Please be patient! It may take up to ONE minute to load all the Engines.
Problems? Please contact our support.
Alternative namesBlood spots; Skin hemorrhages
DefinitionPurplish discolorations in the skin produced by small bleeding vessels near the surface of the skin. Purpura may also occur in the mucous membranes (such as the lining of the mouth) and in the internal organs.
ConsiderationsPurpura by itself is only a sign of other underlying causes of bleeding.
When purpura spots are very small, they are called petechiae . Large purpura are called ecchymoses .
Purpura may occur with either normal platelet counts (nonthrombocytopenic purpuras) or decreased platelet counts (thrombocytopenic purpuras). Platelets help maintain the integrity of the capillary lining and are important in the clotting process.
Common CausesConditions that cause purpura are grouped into two categories: nonthrombocytopenic and thrombocytopenic. Some common purpuras include:
Call your health care provider if
Any new purpura should be brought to your physician's attention.
The medical history will be obtained and a physical examination performed.
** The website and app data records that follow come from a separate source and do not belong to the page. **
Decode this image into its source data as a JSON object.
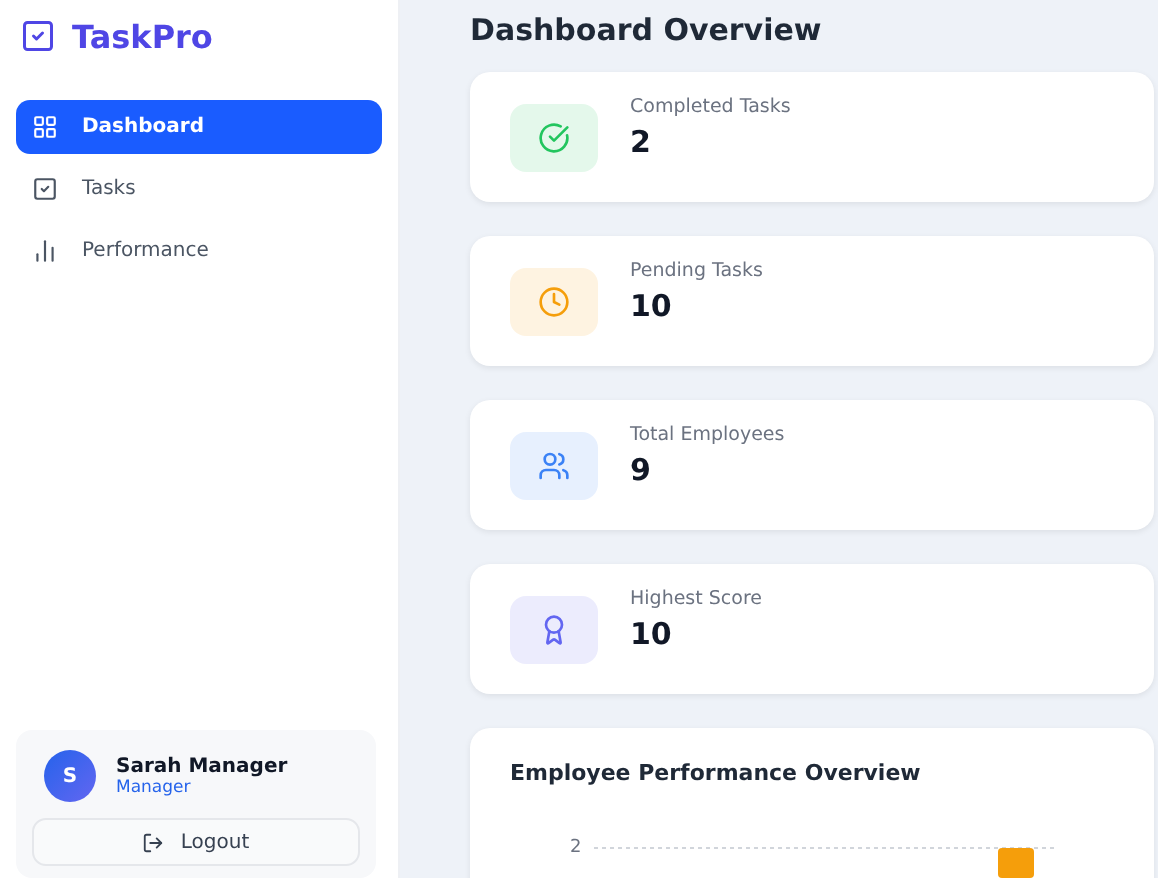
{
  "brand": {
    "name": "TaskPro"
  },
  "nav": [
    {
      "label": "Dashboard",
      "selected": true
    },
    {
      "label": "Tasks",
      "selected": false
    },
    {
      "label": "Performance",
      "selected": false
    }
  ],
  "user": {
    "initial": "S",
    "name": "Sarah Manager",
    "role": "Manager"
  },
  "logout": {
    "label": "Logout"
  },
  "page": {
    "title": "Dashboard Overview"
  },
  "stats": [
    {
      "label": "Completed Tasks",
      "value": "2",
      "color": "#22c55e"
    },
    {
      "label": "Pending Tasks",
      "value": "10",
      "color": "#f59e0b"
    },
    {
      "label": "Total Employees",
      "value": "9",
      "color": "#3b82f6"
    },
    {
      "label": "Highest Score",
      "value": "10",
      "color": "#6366f1"
    }
  ],
  "performance": {
    "title": "Employee Performance Overview",
    "axis_tick": "2"
  }
}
Medical history questions documenting purpura may include:
Update Date: 8/15/2003Michael Lehrer, M.D., Department of Dermatology, University of Pennsylvania Medical Center, Philadelphia, PA. Review provided by VeriMed Healthcare Network.
Last updated: Tue, 06 Jan 2009 00:20:03 GMT